> _Study material_:

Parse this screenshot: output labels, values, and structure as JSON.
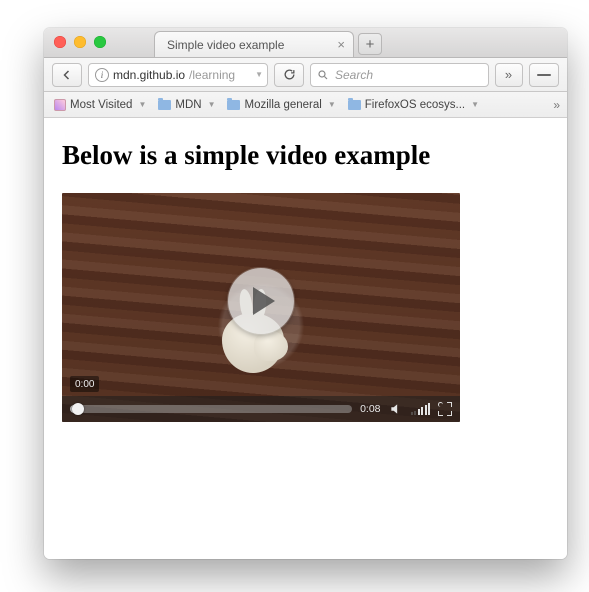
{
  "window": {
    "tab_title": "Simple video example"
  },
  "toolbar": {
    "url_host": "mdn.github.io",
    "url_path": "/learning",
    "search_placeholder": "Search"
  },
  "bookmarks": {
    "items": [
      {
        "label": "Most Visited"
      },
      {
        "label": "MDN"
      },
      {
        "label": "Mozilla general"
      },
      {
        "label": "FirefoxOS ecosys..."
      }
    ]
  },
  "page": {
    "heading": "Below is a simple video example"
  },
  "video": {
    "current_time": "0:00",
    "duration": "0:08"
  }
}
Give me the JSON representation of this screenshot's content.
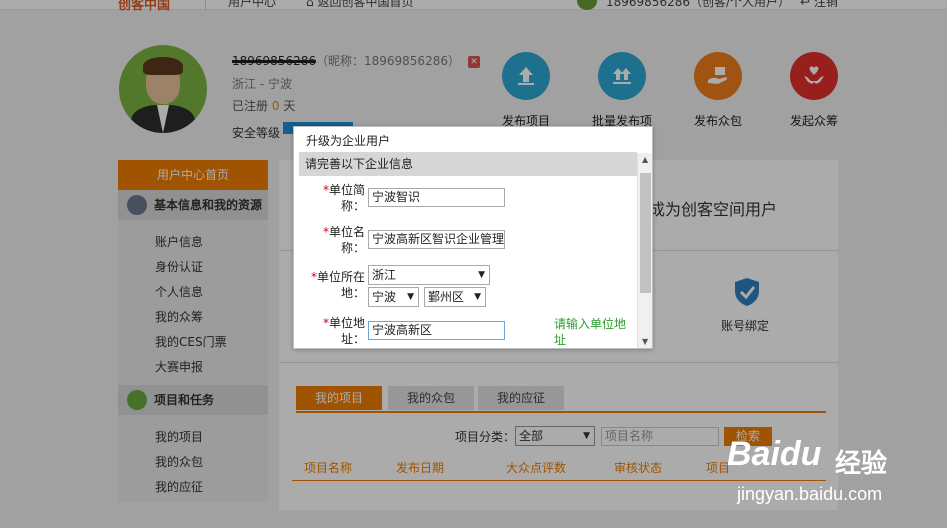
{
  "topbar": {
    "logo": "创客中国",
    "link_user_center": "用户中心",
    "link_back": "返回创客中国首页",
    "user_info": "18969856286（创客/个人用户）",
    "logout": "注销"
  },
  "profile": {
    "phone": "18969856286",
    "nickname": "（昵称：18969856286）",
    "region": "浙江 - 宁波",
    "registered_prefix": "已注册",
    "registered_days": "0",
    "registered_suffix": "天",
    "security_label": "安全等级"
  },
  "actions": [
    {
      "label": "发布项目",
      "icon": "upload-icon",
      "color": "#2ea7d6"
    },
    {
      "label": "批量发布项",
      "icon": "batch-upload-icon",
      "color": "#2ea7d6"
    },
    {
      "label": "发布众包",
      "icon": "hand-box-icon",
      "color": "#f07c1c"
    },
    {
      "label": "发起众筹",
      "icon": "hand-heart-icon",
      "color": "#e2302a"
    }
  ],
  "sidebar": {
    "home": "用户中心首页",
    "group1": "基本信息和我的资源",
    "group1_items": [
      "账户信息",
      "身份认证",
      "个人信息",
      "我的众筹",
      "我的CES门票",
      "大赛申报"
    ],
    "group2": "项目和任务",
    "group2_items": [
      "我的项目",
      "我的众包",
      "我的应征"
    ]
  },
  "main": {
    "heading": "成为创客空间用户",
    "bind_label": "账号绑定",
    "tabs": [
      "我的项目",
      "我的众包",
      "我的应征"
    ],
    "filter_label": "项目分类：",
    "filter_value": "全部",
    "search_placeholder": "项目名称",
    "search_button": "检索",
    "columns": [
      "项目名称",
      "发布日期",
      "大众点评数",
      "审核状态",
      "项目"
    ]
  },
  "modal": {
    "title": "升级为企业用户",
    "section": "请完善以下企业信息",
    "required_mark": "*",
    "short_name_label_1": "单位简",
    "short_name_label_2": "称：",
    "short_name_value": "宁波智识",
    "full_name_label_1": "单位名",
    "full_name_label_2": "称：",
    "full_name_value": "宁波高新区智识企业管理",
    "location_label_1": "单位所在",
    "location_label_2": "地：",
    "province": "浙江",
    "city": "宁波",
    "district": "鄞州区",
    "address_label_1": "单位地",
    "address_label_2": "址：",
    "address_value": "宁波高新区",
    "address_hint": "请输入单位地址"
  },
  "watermark": {
    "brand": "Baidu",
    "product": "经验",
    "url": "jingyan.baidu.com"
  }
}
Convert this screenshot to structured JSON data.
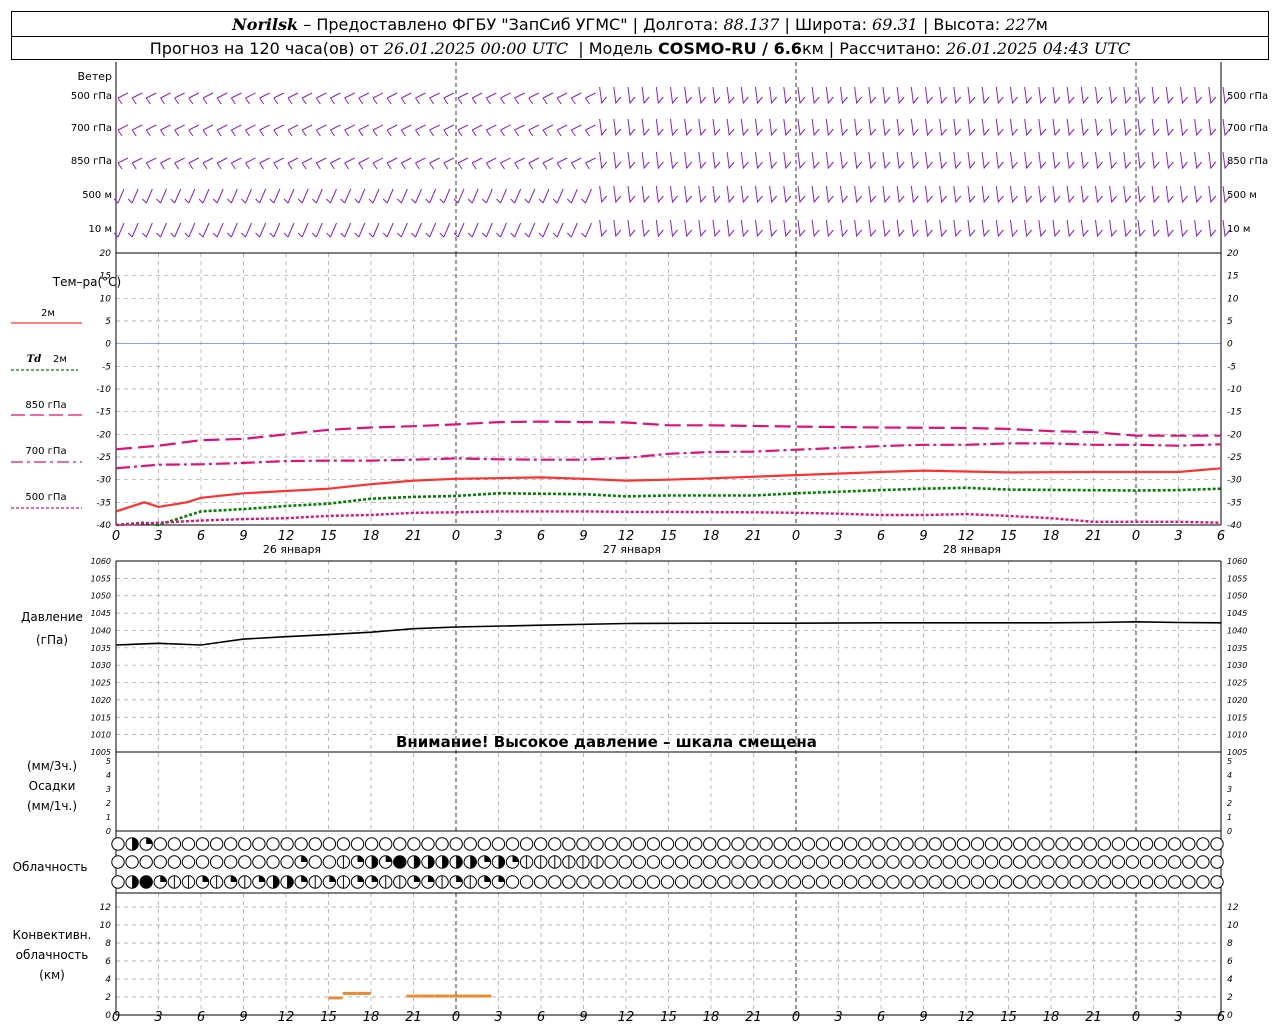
{
  "header": {
    "station": "Norilsk",
    "dash": "–",
    "provider": "Предоставлено ФГБУ \"ЗапСиб УГМС\"",
    "lon_label": "Долгота:",
    "lon": "88.137",
    "lat_label": "Широта:",
    "lat": "69.31",
    "alt_label": "Высота:",
    "alt": "227",
    "alt_unit": "м",
    "forecast_prefix": "Прогноз на 120 часа(ов) от",
    "forecast_from": "26.01.2025 00:00 UTC",
    "model_label": "Модель",
    "model": "COSMO-RU / 6.6",
    "model_unit": "км",
    "calc_label": "Рассчитано:",
    "calc_time": "26.01.2025 04:43 UTC"
  },
  "labels": {
    "wind": "Ветер",
    "levels": [
      "500 гПа",
      "700 гПа",
      "850 гПа",
      "500 м",
      "10 м"
    ],
    "temp": "Тем–ра(°C)",
    "t2m": "2м",
    "td_prefix": "Td",
    "td2m": "2м",
    "t850": "850 гПа",
    "t700": "700 гПа",
    "t500": "500 гПа",
    "pressure": "Давление",
    "pressure_unit": "(гПа)",
    "precip_unit1": "(мм/3ч.)",
    "precip": "Осадки",
    "precip_unit2": "(мм/1ч.)",
    "cloud": "Облачность",
    "conv1": "Конвективн.",
    "conv2": "облачность",
    "conv3": "(км)",
    "warning": "Внимание! Высокое давление – шкала смещена"
  },
  "colors": {
    "t2m": "#ff3030",
    "td2m": "#008000",
    "t850": "#e0107a",
    "t700": "#e0107a",
    "t500": "#e0107a",
    "pressure": "#000000",
    "wind": "#8a1cd0",
    "zero_line": "#4060ff",
    "conv": "#e88a30",
    "grid": "#a0a0a0"
  },
  "chart_data": {
    "type": "line",
    "x_hours": [
      0,
      3,
      6,
      9,
      12,
      15,
      18,
      21,
      24,
      27,
      30,
      33,
      36,
      39,
      42,
      45,
      48,
      51,
      54,
      57,
      60,
      63,
      66,
      69,
      72,
      75,
      78
    ],
    "x_tick_labels": [
      "0",
      "3",
      "6",
      "9",
      "12",
      "15",
      "18",
      "21",
      "0",
      "3",
      "6",
      "9",
      "12",
      "15",
      "18",
      "21",
      "0",
      "3",
      "6",
      "9",
      "12",
      "15",
      "18",
      "21",
      "0",
      "3",
      "6"
    ],
    "day_labels": [
      {
        "hour": 12,
        "text": "26 января"
      },
      {
        "hour": 36,
        "text": "27 января"
      },
      {
        "hour": 60,
        "text": "28 января"
      }
    ],
    "temperature": {
      "ylim": [
        -40,
        20
      ],
      "yticks": [
        20,
        15,
        10,
        5,
        0,
        -5,
        -10,
        -15,
        -20,
        -25,
        -30,
        -35,
        -40
      ],
      "series": [
        {
          "name": "2м",
          "key": "t2m",
          "x": [
            0,
            2,
            3,
            5,
            6,
            9,
            12,
            15,
            18,
            21,
            24,
            30,
            33,
            36,
            39,
            42,
            48,
            54,
            57,
            63,
            69,
            72,
            75,
            78
          ],
          "y": [
            -37,
            -35,
            -36,
            -35,
            -34,
            -33,
            -32.5,
            -32,
            -31,
            -30.2,
            -29.8,
            -29.5,
            -29.8,
            -30.2,
            -30,
            -29.7,
            -29,
            -28.3,
            -28,
            -28.4,
            -28.3,
            -28.3,
            -28.3,
            -27.5
          ]
        },
        {
          "name": "Td 2м",
          "key": "td2m",
          "x": [
            0,
            2,
            3,
            6,
            9,
            12,
            15,
            18,
            21,
            24,
            27,
            33,
            36,
            39,
            45,
            48,
            54,
            57,
            60,
            63,
            72,
            75,
            78
          ],
          "y": [
            -40,
            -39.5,
            -40,
            -37,
            -36.5,
            -35.8,
            -35.3,
            -34.2,
            -33.8,
            -33.6,
            -33,
            -33.2,
            -33.7,
            -33.5,
            -33.5,
            -33,
            -32.3,
            -32,
            -31.8,
            -32.2,
            -32.4,
            -32.3,
            -32
          ]
        },
        {
          "name": "850 гПа",
          "key": "t850",
          "x": [
            0,
            3,
            6,
            9,
            12,
            15,
            18,
            21,
            24,
            27,
            30,
            36,
            39,
            42,
            48,
            54,
            60,
            63,
            66,
            69,
            72,
            75,
            78
          ],
          "y": [
            -23.3,
            -22.5,
            -21.3,
            -21,
            -20,
            -19,
            -18.5,
            -18.2,
            -17.8,
            -17.3,
            -17.2,
            -17.4,
            -18,
            -18,
            -18.3,
            -18.5,
            -18.6,
            -18.8,
            -19.3,
            -19.5,
            -20.3,
            -20.3,
            -20.3
          ]
        },
        {
          "name": "700 гПа",
          "key": "t700",
          "x": [
            0,
            3,
            6,
            9,
            12,
            15,
            18,
            21,
            24,
            27,
            30,
            33,
            36,
            39,
            42,
            45,
            48,
            54,
            57,
            60,
            63,
            66,
            69,
            72,
            75,
            78
          ],
          "y": [
            -27.5,
            -26.7,
            -26.6,
            -26.3,
            -25.9,
            -25.8,
            -25.8,
            -25.6,
            -25.3,
            -25.5,
            -25.6,
            -25.6,
            -25.2,
            -24.3,
            -23.9,
            -23.8,
            -23.4,
            -22.6,
            -22.3,
            -22.3,
            -22.0,
            -22.0,
            -22.3,
            -22.3,
            -22.5,
            -22.2
          ]
        },
        {
          "name": "500 гПа",
          "key": "t500",
          "x": [
            0,
            3,
            6,
            9,
            12,
            15,
            18,
            21,
            24,
            27,
            33,
            36,
            39,
            45,
            48,
            51,
            54,
            57,
            60,
            63,
            66,
            69,
            72,
            75,
            78
          ],
          "y": [
            -40,
            -39.5,
            -39,
            -38.7,
            -38.5,
            -38,
            -37.8,
            -37.3,
            -37.2,
            -37,
            -37,
            -37.1,
            -37.1,
            -37.2,
            -37.3,
            -37.5,
            -37.8,
            -37.8,
            -37.6,
            -38,
            -38.5,
            -39.3,
            -39.3,
            -39.3,
            -39.5
          ]
        }
      ]
    },
    "pressure": {
      "ylim": [
        1005,
        1060
      ],
      "yticks": [
        1060,
        1055,
        1050,
        1045,
        1040,
        1035,
        1030,
        1025,
        1020,
        1015,
        1010,
        1005
      ],
      "x": [
        0,
        3,
        6,
        9,
        12,
        15,
        18,
        21,
        24,
        30,
        36,
        42,
        48,
        54,
        60,
        66,
        69,
        72,
        75,
        78
      ],
      "y": [
        1035.8,
        1036.3,
        1035.8,
        1037.5,
        1038.2,
        1038.8,
        1039.5,
        1040.5,
        1041.0,
        1041.5,
        1042.0,
        1042.1,
        1042.1,
        1042.2,
        1042.2,
        1042.2,
        1042.3,
        1042.5,
        1042.3,
        1042.2
      ]
    },
    "precipitation": {
      "ylim": [
        0,
        5
      ],
      "yticks": [
        5,
        4,
        3,
        2,
        1,
        0
      ],
      "x": [],
      "y": []
    },
    "clouds": {
      "upper": {
        "1": 3,
        "2": 2
      },
      "middle": {
        "13": 2,
        "16": 1,
        "17": 2,
        "18": 3,
        "19": 2,
        "20": 4,
        "21": 3,
        "22": 3,
        "23": 3,
        "24": 3,
        "25": 3,
        "26": 2,
        "27": 3,
        "28": 2,
        "29": 1,
        "30": 1,
        "31": 1,
        "32": 1,
        "33": 1,
        "34": 1
      },
      "lower": {
        "1": 3,
        "2": 4,
        "3": 2,
        "4": 1,
        "5": 1,
        "6": 2,
        "7": 1,
        "8": 2,
        "9": 1,
        "10": 2,
        "11": 3,
        "12": 3,
        "13": 2,
        "14": 1,
        "15": 2,
        "16": 1,
        "17": 2,
        "18": 2,
        "19": 1,
        "20": 1,
        "21": 2,
        "22": 2,
        "23": 1,
        "24": 2,
        "25": 1,
        "26": 2,
        "27": 2
      }
    },
    "convective": {
      "ylim": [
        0,
        13
      ],
      "yticks": [
        12,
        10,
        8,
        6,
        4,
        2,
        0
      ],
      "x": [
        15.5,
        16.5,
        17.5,
        21,
        22,
        23,
        24,
        25,
        26
      ],
      "y": [
        1.9,
        2.4,
        2.4,
        2.1,
        2.1,
        2.1,
        2.1,
        2.1,
        2.1
      ]
    },
    "wind": {
      "rows": [
        "500 гПа",
        "700 гПа",
        "850 гПа",
        "500 м",
        "10 м"
      ]
    }
  }
}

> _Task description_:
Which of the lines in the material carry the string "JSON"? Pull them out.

> _Answer section_:
Parse this screenshot: output labels, values, and structure as JSON.
Give me the JSON representation of this screenshot's content.
Convert this screenshot to structured JSON data.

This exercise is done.